Dataset rows describing interfaces

=== Begin Enclosure ===

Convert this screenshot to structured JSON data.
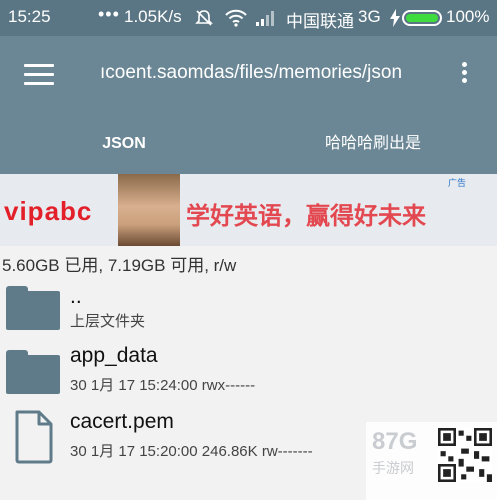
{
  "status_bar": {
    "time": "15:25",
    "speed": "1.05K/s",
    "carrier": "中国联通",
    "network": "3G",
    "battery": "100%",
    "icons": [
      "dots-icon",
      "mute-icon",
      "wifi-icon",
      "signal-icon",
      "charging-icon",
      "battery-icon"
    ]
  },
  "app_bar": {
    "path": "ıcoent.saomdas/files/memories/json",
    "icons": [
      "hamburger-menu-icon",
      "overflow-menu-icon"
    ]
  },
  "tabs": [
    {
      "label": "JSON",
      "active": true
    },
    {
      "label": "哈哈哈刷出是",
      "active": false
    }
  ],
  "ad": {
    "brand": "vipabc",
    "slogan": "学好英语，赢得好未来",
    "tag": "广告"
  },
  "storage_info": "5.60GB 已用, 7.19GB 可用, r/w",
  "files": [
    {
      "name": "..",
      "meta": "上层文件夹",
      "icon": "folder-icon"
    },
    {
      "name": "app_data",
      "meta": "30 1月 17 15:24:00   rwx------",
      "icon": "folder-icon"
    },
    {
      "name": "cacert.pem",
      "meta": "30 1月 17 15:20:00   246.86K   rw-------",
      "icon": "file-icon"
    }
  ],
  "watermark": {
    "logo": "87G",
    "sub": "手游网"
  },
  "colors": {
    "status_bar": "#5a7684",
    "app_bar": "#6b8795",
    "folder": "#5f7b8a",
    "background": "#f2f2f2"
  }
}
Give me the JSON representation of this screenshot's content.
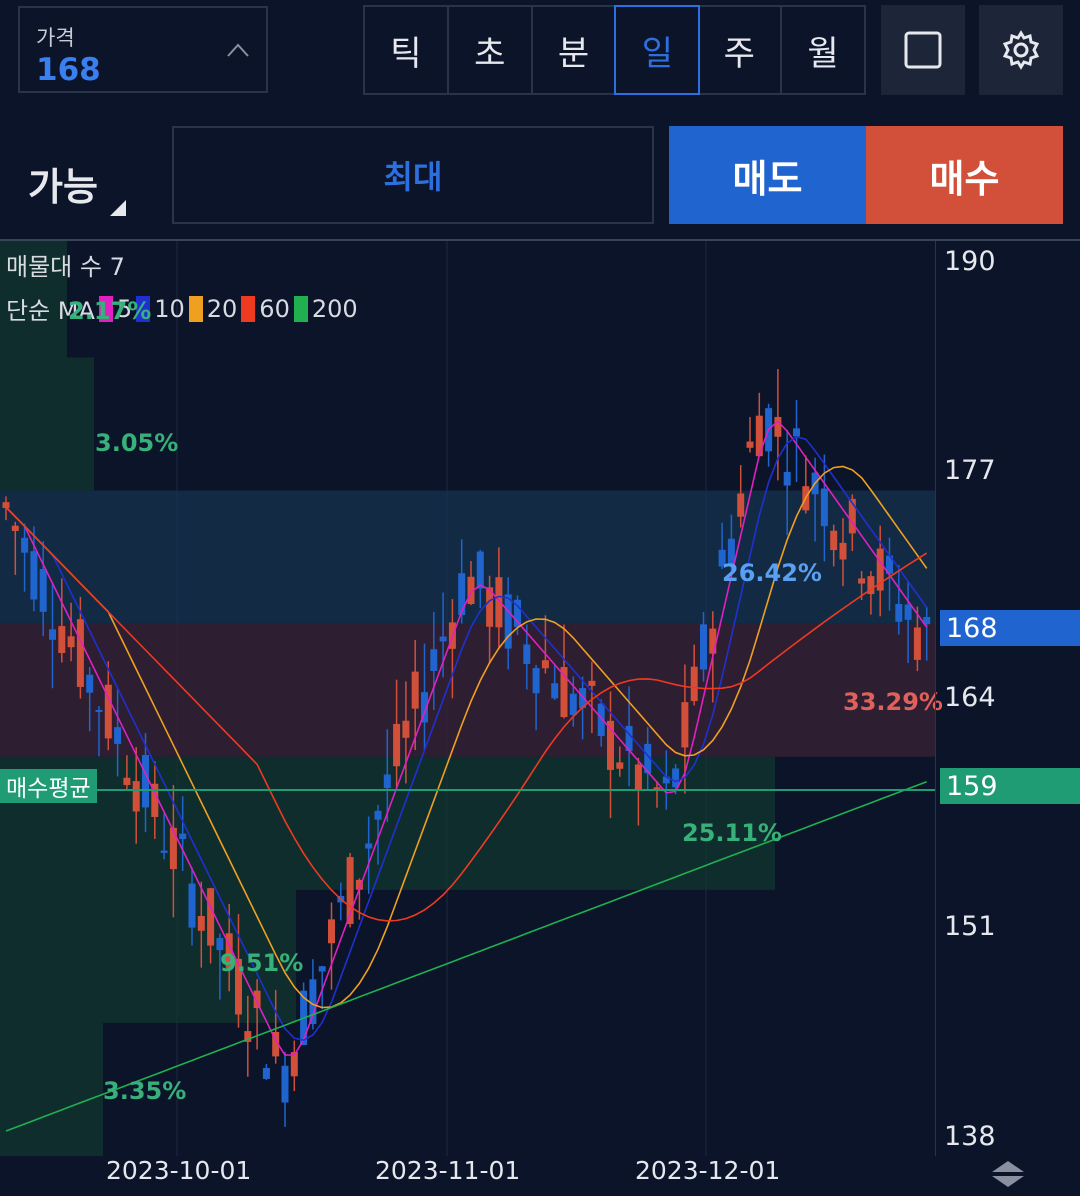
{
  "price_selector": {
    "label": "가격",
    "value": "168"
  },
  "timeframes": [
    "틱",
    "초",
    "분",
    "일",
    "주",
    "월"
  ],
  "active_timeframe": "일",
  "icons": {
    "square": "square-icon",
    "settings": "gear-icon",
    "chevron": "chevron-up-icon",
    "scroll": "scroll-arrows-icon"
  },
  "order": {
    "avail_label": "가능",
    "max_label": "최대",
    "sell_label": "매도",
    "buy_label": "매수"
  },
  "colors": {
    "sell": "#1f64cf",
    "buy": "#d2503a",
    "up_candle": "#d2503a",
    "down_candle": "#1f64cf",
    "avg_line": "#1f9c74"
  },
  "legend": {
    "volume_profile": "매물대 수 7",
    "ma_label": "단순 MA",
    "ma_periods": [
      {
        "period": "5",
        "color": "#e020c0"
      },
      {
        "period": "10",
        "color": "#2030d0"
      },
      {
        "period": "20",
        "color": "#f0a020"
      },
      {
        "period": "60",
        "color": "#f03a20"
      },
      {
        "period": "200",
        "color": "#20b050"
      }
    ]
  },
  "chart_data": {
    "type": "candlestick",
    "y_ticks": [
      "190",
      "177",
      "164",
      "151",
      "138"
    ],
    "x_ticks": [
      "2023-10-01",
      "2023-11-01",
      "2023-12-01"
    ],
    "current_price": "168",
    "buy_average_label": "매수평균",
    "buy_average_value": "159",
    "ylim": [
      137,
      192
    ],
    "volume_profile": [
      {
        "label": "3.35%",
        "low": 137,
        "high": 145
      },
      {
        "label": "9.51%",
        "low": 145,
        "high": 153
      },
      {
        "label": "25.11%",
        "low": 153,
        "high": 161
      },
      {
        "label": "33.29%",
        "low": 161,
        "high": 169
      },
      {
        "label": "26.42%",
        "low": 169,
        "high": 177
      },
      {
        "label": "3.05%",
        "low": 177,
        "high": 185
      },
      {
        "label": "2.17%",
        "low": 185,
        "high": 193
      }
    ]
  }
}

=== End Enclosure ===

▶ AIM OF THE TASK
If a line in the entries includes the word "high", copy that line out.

▶ ANSWER FOR THE TASK
        "high": 145
        "high": 153
        "high": 161
        "high": 169
        "high": 177
        "high": 185
        "high": 193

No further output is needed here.